The relationship has rapidly warmed up as Trump has slapped massive tariffs on China while also targeting Japanese exports in his effort to cut United States trade deficits, despite touting his personal bonds with Abe and Xi.

In other words, projects need to be open, transparent, make good business sense and not burden third countries with unreasonable amounts of debt.

The unlikely warming of relations between the two countries began in September 2017 when Abe became the first Japanese leader in 15 years to attend the Chinese embassy's National Day celebrations.

At the Beijing summit though, Mr Abe said Tokyo was "determined" to normalise diplomatic relations with Pyongyang if there was progress on denuclearisation and the release of Japanese citizens.

Some other users urged caution during Mr Abe's visit, accusing an "ambitious" Japan of being a two-faced neighbour. "We agreed to promote free trade", said Li of Japan-China ties.

He added that relations were at a "historic turning point".
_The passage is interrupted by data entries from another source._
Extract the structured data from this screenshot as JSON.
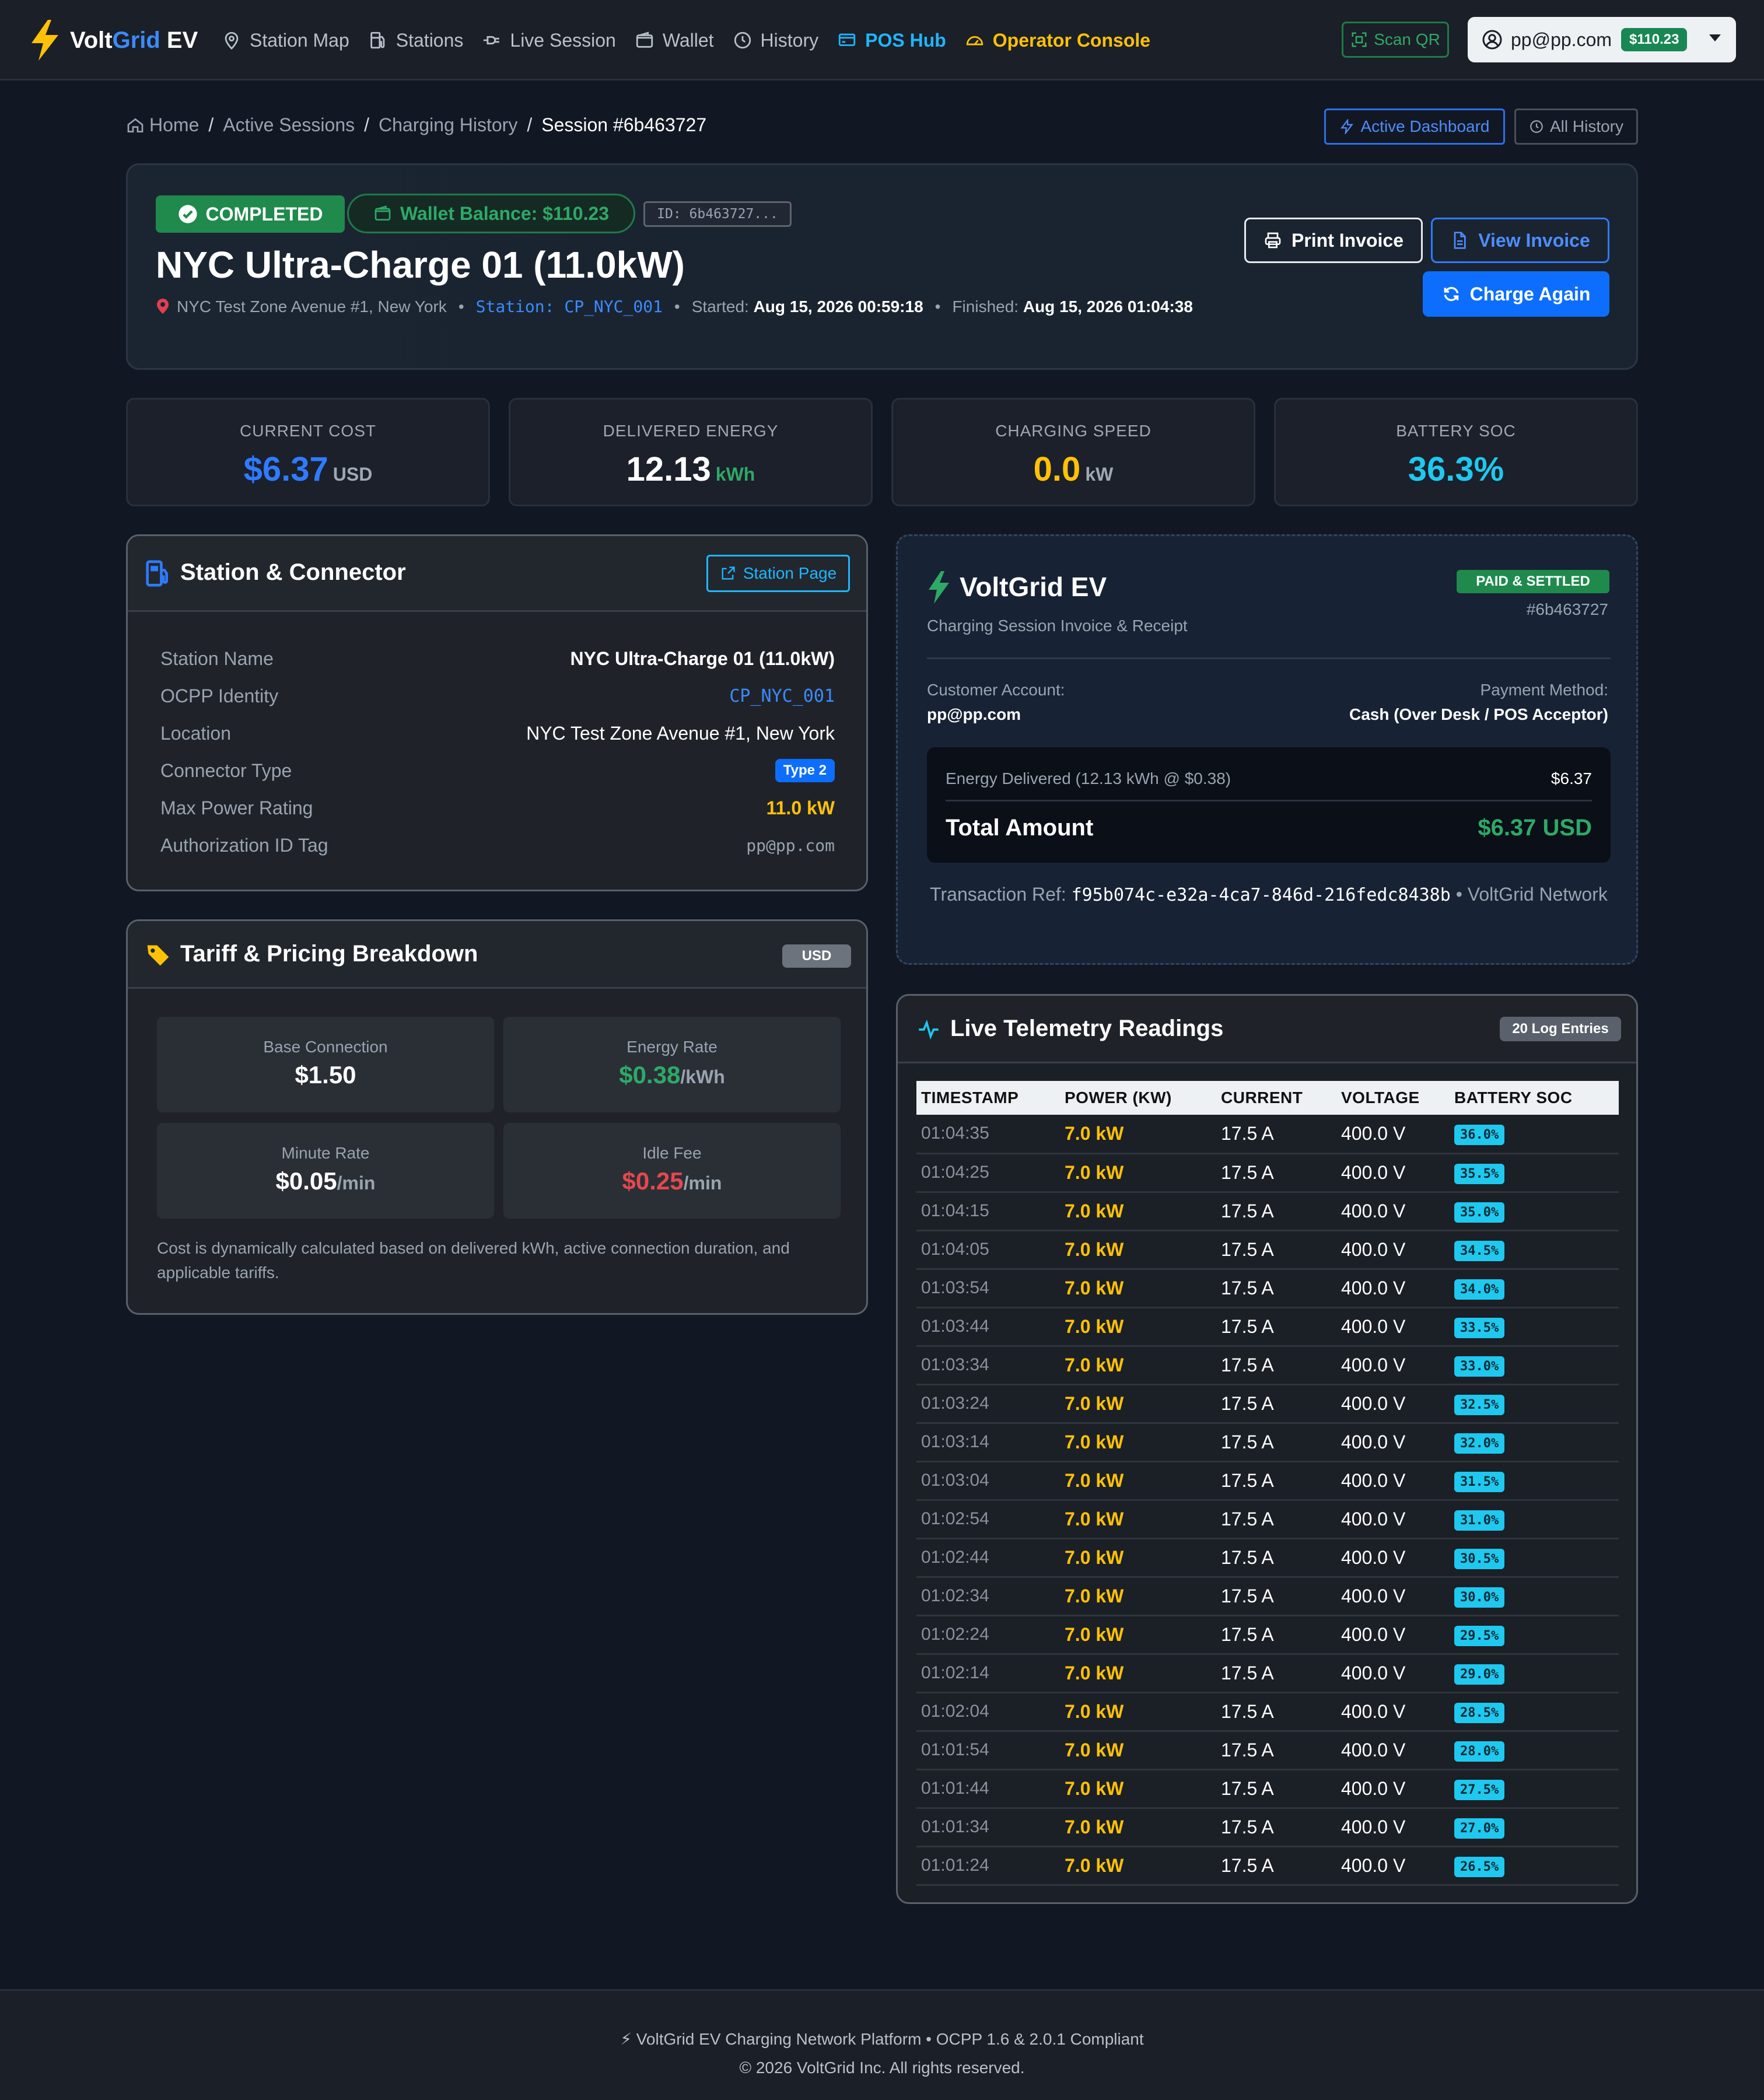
{
  "nav": {
    "brand_volt": "Volt",
    "brand_grid": "Grid",
    "brand_ev": " EV",
    "links": [
      {
        "label": "Station Map",
        "icon": "map-pin-icon"
      },
      {
        "label": "Stations",
        "icon": "fuel-pump-icon"
      },
      {
        "label": "Live Session",
        "icon": "plug-icon"
      },
      {
        "label": "Wallet",
        "icon": "wallet-icon"
      },
      {
        "label": "History",
        "icon": "clock-icon"
      },
      {
        "label": "POS Hub",
        "icon": "pos-terminal-icon"
      },
      {
        "label": "Operator Console",
        "icon": "speedometer-icon"
      }
    ],
    "scan_qr": "Scan QR",
    "user_email": "pp@pp.com",
    "user_balance": "$110.23"
  },
  "breadcrumb": {
    "home": "Home",
    "active_sessions": "Active Sessions",
    "charging_history": "Charging History",
    "current": "Session #6b463727",
    "active_dashboard": "Active Dashboard",
    "all_history": "All History"
  },
  "header": {
    "status": "COMPLETED",
    "wallet_balance": "Wallet Balance: $110.23",
    "session_id": "ID: 6b463727...",
    "title": "NYC Ultra-Charge 01 (11.0kW)",
    "location": "NYC Test Zone Avenue #1, New York",
    "station": "Station: CP_NYC_001",
    "started_label": "Started:",
    "started_value": "Aug 15, 2026 00:59:18",
    "finished_label": "Finished:",
    "finished_value": "Aug 15, 2026 01:04:38",
    "print_invoice": "Print Invoice",
    "view_invoice": "View Invoice",
    "charge_again": "Charge Again"
  },
  "stats": {
    "cost": {
      "label": "CURRENT COST",
      "value": "$6.37",
      "unit": "USD",
      "color": "#2f7bff"
    },
    "energy": {
      "label": "DELIVERED ENERGY",
      "value": "12.13",
      "unit": "kWh",
      "color": "#ffffff"
    },
    "speed": {
      "label": "CHARGING SPEED",
      "value": "0.0",
      "unit": "kW",
      "color": "#ffc107"
    },
    "soc": {
      "label": "BATTERY SOC",
      "value": "36.3%",
      "unit": "",
      "color": "#1fc8ef"
    }
  },
  "station_panel": {
    "title": "Station & Connector",
    "station_page": "Station Page",
    "rows": [
      {
        "key": "Station Name",
        "value": "NYC Ultra-Charge 01 (11.0kW)"
      },
      {
        "key": "OCPP Identity",
        "value": "CP_NYC_001"
      },
      {
        "key": "Location",
        "value": "NYC Test Zone Avenue #1, New York"
      },
      {
        "key": "Connector Type",
        "value": "Type 2"
      },
      {
        "key": "Max Power Rating",
        "value": "11.0 kW"
      },
      {
        "key": "Authorization ID Tag",
        "value": "pp@pp.com"
      }
    ]
  },
  "tariff": {
    "title": "Tariff & Pricing Breakdown",
    "currency": "USD",
    "base_label": "Base Connection",
    "base_value": "$1.50",
    "energy_label": "Energy Rate",
    "energy_value": "$0.38",
    "energy_suffix": "/kWh",
    "minute_label": "Minute Rate",
    "minute_value": "$0.05",
    "minute_suffix": "/min",
    "idle_label": "Idle Fee",
    "idle_value": "$0.25",
    "idle_suffix": "/min",
    "note": "Cost is dynamically calculated based on delivered kWh, active connection duration, and applicable tariffs."
  },
  "invoice": {
    "brand": "VoltGrid EV",
    "subtitle": "Charging Session Invoice & Receipt",
    "status": "PAID & SETTLED",
    "number": "#6b463727",
    "customer_label": "Customer Account:",
    "customer_value": "pp@pp.com",
    "payment_label": "Payment Method:",
    "payment_value": "Cash (Over Desk / POS Acceptor)",
    "line_label": "Energy Delivered (12.13 kWh @ $0.38)",
    "line_value": "$6.37",
    "total_label": "Total Amount",
    "total_value": "$6.37 USD",
    "ref_label": "Transaction Ref:",
    "ref_hash": "f95b074c-e32a-4ca7-846d-216fedc8438b",
    "ref_suffix": "• VoltGrid Network"
  },
  "telemetry": {
    "title": "Live Telemetry Readings",
    "badge": "20 Log Entries",
    "headers": [
      "TIMESTAMP",
      "POWER (KW)",
      "CURRENT",
      "VOLTAGE",
      "BATTERY SOC"
    ],
    "rows": [
      [
        "01:04:35",
        "7.0 kW",
        "17.5 A",
        "400.0 V",
        "36.0%"
      ],
      [
        "01:04:25",
        "7.0 kW",
        "17.5 A",
        "400.0 V",
        "35.5%"
      ],
      [
        "01:04:15",
        "7.0 kW",
        "17.5 A",
        "400.0 V",
        "35.0%"
      ],
      [
        "01:04:05",
        "7.0 kW",
        "17.5 A",
        "400.0 V",
        "34.5%"
      ],
      [
        "01:03:54",
        "7.0 kW",
        "17.5 A",
        "400.0 V",
        "34.0%"
      ],
      [
        "01:03:44",
        "7.0 kW",
        "17.5 A",
        "400.0 V",
        "33.5%"
      ],
      [
        "01:03:34",
        "7.0 kW",
        "17.5 A",
        "400.0 V",
        "33.0%"
      ],
      [
        "01:03:24",
        "7.0 kW",
        "17.5 A",
        "400.0 V",
        "32.5%"
      ],
      [
        "01:03:14",
        "7.0 kW",
        "17.5 A",
        "400.0 V",
        "32.0%"
      ],
      [
        "01:03:04",
        "7.0 kW",
        "17.5 A",
        "400.0 V",
        "31.5%"
      ],
      [
        "01:02:54",
        "7.0 kW",
        "17.5 A",
        "400.0 V",
        "31.0%"
      ],
      [
        "01:02:44",
        "7.0 kW",
        "17.5 A",
        "400.0 V",
        "30.5%"
      ],
      [
        "01:02:34",
        "7.0 kW",
        "17.5 A",
        "400.0 V",
        "30.0%"
      ],
      [
        "01:02:24",
        "7.0 kW",
        "17.5 A",
        "400.0 V",
        "29.5%"
      ],
      [
        "01:02:14",
        "7.0 kW",
        "17.5 A",
        "400.0 V",
        "29.0%"
      ],
      [
        "01:02:04",
        "7.0 kW",
        "17.5 A",
        "400.0 V",
        "28.5%"
      ],
      [
        "01:01:54",
        "7.0 kW",
        "17.5 A",
        "400.0 V",
        "28.0%"
      ],
      [
        "01:01:44",
        "7.0 kW",
        "17.5 A",
        "400.0 V",
        "27.5%"
      ],
      [
        "01:01:34",
        "7.0 kW",
        "17.5 A",
        "400.0 V",
        "27.0%"
      ],
      [
        "01:01:24",
        "7.0 kW",
        "17.5 A",
        "400.0 V",
        "26.5%"
      ]
    ]
  },
  "footer": {
    "line1": "⚡ VoltGrid EV Charging Network Platform • OCPP 1.6 & 2.0.1 Compliant",
    "line2": "© 2026 VoltGrid Inc. All rights reserved."
  }
}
"We will certainly raise our concerns over terrorism and other global trans-border crimes", Gokhale said. Abe made the remark while keeping in mind Chinese vessels' intrusions into Japan's territorial waters around the Senkaku Islands.